Entries from a dataset of interfaces
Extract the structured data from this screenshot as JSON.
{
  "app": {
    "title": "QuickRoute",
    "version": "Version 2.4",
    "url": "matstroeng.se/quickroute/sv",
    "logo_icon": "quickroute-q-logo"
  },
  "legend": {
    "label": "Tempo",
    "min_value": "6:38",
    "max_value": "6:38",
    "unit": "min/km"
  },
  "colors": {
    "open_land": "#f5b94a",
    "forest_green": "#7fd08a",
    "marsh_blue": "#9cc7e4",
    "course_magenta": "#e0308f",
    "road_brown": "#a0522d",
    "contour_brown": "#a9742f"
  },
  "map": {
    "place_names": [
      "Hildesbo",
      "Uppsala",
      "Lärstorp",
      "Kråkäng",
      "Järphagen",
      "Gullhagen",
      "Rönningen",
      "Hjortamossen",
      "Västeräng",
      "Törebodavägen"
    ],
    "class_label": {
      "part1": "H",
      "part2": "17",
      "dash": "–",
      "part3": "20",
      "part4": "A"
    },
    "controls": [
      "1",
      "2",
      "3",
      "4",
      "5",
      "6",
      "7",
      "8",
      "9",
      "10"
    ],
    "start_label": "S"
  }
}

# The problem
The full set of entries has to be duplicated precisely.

# Your response
Extract the structured data from this screenshot as JSON.
{
  "app": {
    "title": "QuickRoute",
    "version": "Version 2.4",
    "url": "matstroeng.se/quickroute/sv",
    "logo_icon": "quickroute-q-logo"
  },
  "legend": {
    "label": "Tempo",
    "min_value": "6:38",
    "max_value": "6:38",
    "unit": "min/km"
  },
  "colors": {
    "open_land": "#f5b94a",
    "forest_green": "#7fd08a",
    "marsh_blue": "#9cc7e4",
    "course_magenta": "#e0308f",
    "road_brown": "#a0522d",
    "contour_brown": "#a9742f"
  },
  "map": {
    "place_names": [
      "Hildesbo",
      "Uppsala",
      "Lärstorp",
      "Kråkäng",
      "Järphagen",
      "Gullhagen",
      "Rönningen",
      "Hjortamossen",
      "Västeräng",
      "Törebodavägen"
    ],
    "class_label": {
      "part1": "H",
      "part2": "17",
      "dash": "–",
      "part3": "20",
      "part4": "A"
    },
    "controls": [
      "1",
      "2",
      "3",
      "4",
      "5",
      "6",
      "7",
      "8",
      "9",
      "10"
    ],
    "start_label": "S"
  }
}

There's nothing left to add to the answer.